The term paper is submitted in two parts; a compete draft of a short research paper (5-6 pages), and the same paper in a revised, expanded, deepened form (15 pages).
Writing a research paper in a new media journalism class is a little different than writing one in an English literature class.
Use scholarly evidence, primary/professional examples, and personal experience to defend a debatable claim about some important issue concerning media and culture.
For example, “Gender in video games” is not a claim, but “Lara Croft may not be a feminist icon, but the fact that so many girls consider her an inspiring figure is far more important than the fact that so many boys objectify her” is a debatable claim, that one would lead a reader expect to follow in the form of statistics, an analysis of scenes in the game, fan pages, testimonials, etc.
- MLA Style Papers: Step-by-step Instructions for Formatting Research Essays
- MLA Bibliography Builder
- Short Research Papers
- Finding Scholarly Sources (the term paper assignment requires you to demonstrate the ability to find and use peer-reviewed academic sources; you may also use historical documents, original interviews, etc., but a successful paper must demonstrate your ability to engage with recent scholarly research)
- Thesis Statements
- Reasoning Blueprints
- Editing vs Revision
1) Think about a new media topic that interests you. (Possible topics: multimedia editing and bias; new media storytelling; how social media has changed youth culture)
2) Look for specific examples (the following section builds on the sample topics above; you are of course free to pick your own topic and come up with your own examples)

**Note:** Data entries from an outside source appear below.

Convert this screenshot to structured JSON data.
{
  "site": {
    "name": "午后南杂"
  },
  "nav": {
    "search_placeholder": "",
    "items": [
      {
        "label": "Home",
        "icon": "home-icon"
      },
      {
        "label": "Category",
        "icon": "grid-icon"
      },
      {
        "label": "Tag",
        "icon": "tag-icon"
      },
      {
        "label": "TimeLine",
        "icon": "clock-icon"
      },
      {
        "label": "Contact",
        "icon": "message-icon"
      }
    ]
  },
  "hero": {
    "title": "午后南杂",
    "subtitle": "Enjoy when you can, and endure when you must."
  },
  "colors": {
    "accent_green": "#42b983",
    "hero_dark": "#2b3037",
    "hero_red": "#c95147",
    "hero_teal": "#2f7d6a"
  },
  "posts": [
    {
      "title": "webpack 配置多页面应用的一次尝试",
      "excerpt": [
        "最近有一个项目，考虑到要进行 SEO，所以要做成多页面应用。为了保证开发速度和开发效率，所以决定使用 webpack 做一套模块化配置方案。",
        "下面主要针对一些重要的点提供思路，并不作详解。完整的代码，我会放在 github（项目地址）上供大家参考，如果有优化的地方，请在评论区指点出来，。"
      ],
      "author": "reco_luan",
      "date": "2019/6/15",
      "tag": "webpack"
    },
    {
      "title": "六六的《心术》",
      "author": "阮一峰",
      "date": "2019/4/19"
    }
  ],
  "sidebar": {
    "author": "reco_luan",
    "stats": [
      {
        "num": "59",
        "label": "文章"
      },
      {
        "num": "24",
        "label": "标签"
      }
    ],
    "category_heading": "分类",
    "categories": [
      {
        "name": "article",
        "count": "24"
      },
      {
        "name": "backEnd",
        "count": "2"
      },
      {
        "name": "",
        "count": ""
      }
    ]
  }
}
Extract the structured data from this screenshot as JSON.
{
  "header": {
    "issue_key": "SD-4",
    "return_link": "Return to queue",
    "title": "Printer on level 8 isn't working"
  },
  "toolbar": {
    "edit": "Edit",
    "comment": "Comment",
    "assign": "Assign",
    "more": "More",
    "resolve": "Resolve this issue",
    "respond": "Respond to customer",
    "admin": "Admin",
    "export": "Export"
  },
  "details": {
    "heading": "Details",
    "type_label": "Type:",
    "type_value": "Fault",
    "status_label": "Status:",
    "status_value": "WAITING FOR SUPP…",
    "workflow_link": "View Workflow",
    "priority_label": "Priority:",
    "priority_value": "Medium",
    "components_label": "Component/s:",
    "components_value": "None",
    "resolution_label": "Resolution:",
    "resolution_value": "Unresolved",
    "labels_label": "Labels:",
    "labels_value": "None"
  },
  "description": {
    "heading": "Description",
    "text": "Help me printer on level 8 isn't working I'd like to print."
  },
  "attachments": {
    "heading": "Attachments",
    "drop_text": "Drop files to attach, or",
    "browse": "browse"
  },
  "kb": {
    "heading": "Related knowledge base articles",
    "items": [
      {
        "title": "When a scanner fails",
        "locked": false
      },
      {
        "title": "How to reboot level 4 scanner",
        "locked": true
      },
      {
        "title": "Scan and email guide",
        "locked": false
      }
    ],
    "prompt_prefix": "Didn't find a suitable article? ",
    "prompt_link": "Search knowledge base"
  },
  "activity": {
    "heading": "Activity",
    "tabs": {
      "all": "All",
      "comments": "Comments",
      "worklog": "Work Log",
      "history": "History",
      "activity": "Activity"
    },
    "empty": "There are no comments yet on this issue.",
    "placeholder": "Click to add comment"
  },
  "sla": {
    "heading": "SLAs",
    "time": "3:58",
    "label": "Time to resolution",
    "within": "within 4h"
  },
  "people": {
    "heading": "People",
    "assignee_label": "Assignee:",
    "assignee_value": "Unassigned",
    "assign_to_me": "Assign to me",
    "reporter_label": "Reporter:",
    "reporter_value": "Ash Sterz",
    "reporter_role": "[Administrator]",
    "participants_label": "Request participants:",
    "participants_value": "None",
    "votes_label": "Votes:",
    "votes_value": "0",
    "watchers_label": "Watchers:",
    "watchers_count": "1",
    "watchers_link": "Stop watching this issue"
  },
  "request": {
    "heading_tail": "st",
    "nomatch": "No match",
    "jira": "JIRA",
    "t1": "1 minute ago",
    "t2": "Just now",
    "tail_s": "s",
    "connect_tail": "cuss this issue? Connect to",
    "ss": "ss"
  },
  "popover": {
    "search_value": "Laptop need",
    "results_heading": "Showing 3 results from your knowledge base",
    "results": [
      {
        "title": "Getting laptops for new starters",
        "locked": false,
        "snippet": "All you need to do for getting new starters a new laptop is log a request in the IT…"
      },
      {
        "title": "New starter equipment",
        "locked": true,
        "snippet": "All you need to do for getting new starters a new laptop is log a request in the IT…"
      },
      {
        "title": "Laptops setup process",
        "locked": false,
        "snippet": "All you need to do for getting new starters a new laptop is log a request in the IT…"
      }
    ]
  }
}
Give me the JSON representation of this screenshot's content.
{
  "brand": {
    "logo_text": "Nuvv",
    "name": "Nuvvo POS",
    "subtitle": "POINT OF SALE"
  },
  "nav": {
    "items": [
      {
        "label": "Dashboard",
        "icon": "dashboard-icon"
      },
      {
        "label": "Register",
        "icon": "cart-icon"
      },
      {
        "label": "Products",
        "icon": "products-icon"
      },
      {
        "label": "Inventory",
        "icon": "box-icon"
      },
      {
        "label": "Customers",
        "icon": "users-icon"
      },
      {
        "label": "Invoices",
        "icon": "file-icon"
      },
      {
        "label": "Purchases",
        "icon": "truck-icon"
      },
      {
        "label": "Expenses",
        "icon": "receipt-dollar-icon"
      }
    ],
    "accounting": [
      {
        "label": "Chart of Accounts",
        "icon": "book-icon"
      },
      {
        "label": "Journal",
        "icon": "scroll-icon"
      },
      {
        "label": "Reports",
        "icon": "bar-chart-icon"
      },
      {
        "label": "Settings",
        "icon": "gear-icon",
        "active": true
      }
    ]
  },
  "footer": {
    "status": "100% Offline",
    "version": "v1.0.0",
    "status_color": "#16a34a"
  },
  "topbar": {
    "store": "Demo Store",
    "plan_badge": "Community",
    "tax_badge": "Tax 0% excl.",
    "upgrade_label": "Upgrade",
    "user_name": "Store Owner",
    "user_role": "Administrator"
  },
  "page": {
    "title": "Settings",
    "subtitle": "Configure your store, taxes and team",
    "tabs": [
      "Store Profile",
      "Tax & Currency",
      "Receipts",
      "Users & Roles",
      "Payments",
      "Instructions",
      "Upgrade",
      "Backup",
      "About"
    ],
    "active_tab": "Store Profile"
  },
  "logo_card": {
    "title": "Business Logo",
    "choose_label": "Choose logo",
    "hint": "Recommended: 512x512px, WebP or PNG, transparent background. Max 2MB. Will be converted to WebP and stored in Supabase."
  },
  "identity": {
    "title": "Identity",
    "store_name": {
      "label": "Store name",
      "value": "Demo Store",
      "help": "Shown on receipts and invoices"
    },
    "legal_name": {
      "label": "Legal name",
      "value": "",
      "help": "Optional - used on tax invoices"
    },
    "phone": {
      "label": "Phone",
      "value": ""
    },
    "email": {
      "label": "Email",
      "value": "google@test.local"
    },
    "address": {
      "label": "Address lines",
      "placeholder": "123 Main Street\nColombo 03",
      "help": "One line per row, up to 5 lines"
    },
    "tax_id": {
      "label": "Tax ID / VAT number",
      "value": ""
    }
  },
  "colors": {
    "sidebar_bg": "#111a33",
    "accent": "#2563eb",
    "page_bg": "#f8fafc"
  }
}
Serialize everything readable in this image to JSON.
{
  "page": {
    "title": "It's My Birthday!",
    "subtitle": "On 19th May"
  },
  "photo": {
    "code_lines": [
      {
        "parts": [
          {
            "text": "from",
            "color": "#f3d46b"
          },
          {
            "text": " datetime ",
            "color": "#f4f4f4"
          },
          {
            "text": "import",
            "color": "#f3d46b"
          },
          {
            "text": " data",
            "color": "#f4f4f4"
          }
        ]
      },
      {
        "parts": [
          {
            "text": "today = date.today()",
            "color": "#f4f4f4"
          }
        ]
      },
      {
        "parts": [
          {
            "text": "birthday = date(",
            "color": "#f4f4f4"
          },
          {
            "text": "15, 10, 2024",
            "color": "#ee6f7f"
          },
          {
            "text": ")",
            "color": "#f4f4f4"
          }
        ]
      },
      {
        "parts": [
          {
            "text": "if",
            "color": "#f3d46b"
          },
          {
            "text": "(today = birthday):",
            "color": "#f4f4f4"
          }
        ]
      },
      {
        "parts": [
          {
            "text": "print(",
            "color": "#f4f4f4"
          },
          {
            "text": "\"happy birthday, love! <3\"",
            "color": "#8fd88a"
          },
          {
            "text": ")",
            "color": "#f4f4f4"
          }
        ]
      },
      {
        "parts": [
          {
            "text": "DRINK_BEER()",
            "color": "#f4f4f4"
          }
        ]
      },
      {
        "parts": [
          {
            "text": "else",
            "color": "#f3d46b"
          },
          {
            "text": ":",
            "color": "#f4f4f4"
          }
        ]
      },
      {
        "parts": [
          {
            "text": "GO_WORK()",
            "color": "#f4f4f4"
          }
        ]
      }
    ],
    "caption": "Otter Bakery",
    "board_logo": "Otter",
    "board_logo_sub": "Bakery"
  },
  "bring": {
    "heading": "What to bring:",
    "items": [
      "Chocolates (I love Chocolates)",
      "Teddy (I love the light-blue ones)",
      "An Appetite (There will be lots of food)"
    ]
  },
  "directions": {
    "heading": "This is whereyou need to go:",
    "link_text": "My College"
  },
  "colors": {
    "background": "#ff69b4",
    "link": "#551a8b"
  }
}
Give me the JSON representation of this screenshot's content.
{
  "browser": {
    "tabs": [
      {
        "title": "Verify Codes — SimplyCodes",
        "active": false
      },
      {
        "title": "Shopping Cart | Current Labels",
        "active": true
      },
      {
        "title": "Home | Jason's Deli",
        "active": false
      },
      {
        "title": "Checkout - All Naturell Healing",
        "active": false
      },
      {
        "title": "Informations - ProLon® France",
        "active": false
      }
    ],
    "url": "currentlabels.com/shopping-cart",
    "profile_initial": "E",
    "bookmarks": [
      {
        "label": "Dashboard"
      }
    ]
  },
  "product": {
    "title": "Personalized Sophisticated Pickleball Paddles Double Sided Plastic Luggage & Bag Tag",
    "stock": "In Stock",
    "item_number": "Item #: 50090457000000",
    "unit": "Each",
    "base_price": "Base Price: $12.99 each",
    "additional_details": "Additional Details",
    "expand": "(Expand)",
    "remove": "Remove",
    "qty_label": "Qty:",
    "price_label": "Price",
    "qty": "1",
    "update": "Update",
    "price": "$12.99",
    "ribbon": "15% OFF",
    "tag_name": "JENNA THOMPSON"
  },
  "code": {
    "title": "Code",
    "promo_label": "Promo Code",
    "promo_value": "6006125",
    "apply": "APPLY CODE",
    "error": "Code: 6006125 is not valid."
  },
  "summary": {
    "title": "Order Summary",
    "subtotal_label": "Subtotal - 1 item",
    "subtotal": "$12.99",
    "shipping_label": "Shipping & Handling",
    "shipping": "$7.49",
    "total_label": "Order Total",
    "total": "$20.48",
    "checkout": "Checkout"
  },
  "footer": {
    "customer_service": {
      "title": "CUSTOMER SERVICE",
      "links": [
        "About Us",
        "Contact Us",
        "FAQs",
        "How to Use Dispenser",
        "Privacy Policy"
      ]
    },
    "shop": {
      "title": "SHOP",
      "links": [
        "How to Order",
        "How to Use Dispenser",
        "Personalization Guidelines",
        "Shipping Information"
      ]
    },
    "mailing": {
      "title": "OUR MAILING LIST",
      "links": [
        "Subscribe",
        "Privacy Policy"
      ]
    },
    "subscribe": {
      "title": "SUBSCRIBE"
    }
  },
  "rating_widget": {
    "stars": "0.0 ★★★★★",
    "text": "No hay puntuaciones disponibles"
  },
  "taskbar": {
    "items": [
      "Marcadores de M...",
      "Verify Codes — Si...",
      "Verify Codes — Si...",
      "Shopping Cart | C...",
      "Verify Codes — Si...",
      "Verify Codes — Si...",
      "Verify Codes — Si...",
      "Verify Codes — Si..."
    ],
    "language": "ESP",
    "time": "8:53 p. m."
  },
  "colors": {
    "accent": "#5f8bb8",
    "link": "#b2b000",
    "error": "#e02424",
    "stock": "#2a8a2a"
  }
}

- Editing: Time magazine infamously darkened an image of OJ Simpson to make him look more menacing; just recently, MSNBC was caught editing the George Zimmerman 911 call to make it look like he brought up the subject of race, when in fact he only mentioned Trayvon Martin’s race when the 911 dispatcher asked him; how has journalism dealt with similar problems in older media, and what might be on the horizon?
- Storytelling: ”The Fantastic Flying Books of Mr. Morris Lessmore” and next week’s “The Garden of Forking Paths” are not only conventional media works (film short; short story), they also resonate in a new media class because of their connection to the technical and creative innovations that enabled new forms of creative storytelling, new forms of information transmission, and new questions that critics can ask about such things.
- Social Media and Youth Culture: The dangers faced by Nancy Drew in the old detective books (lost in a forest, trapped in a basement) would be obliterated if Nancy simply had a cell phone; is the Marauder’s Map from Harry Potter still magical when we consider how young people all track each other on Facebook? How does Rowling’s decision to ban technology from Hogwarts affect the way her young readers perceive the magic in the books?
- Discuss research paper ideas Apr 12
- New media artifact progress report due Apr 24
- 5-6 page research paper due Apr 26 (this can be mostly exploratory/explanatory)
- Peer review assignment (starts Apr 27)
- 1:1 office consultations to help you develop your ideas (early May)
- 15 page version of research paper due May 8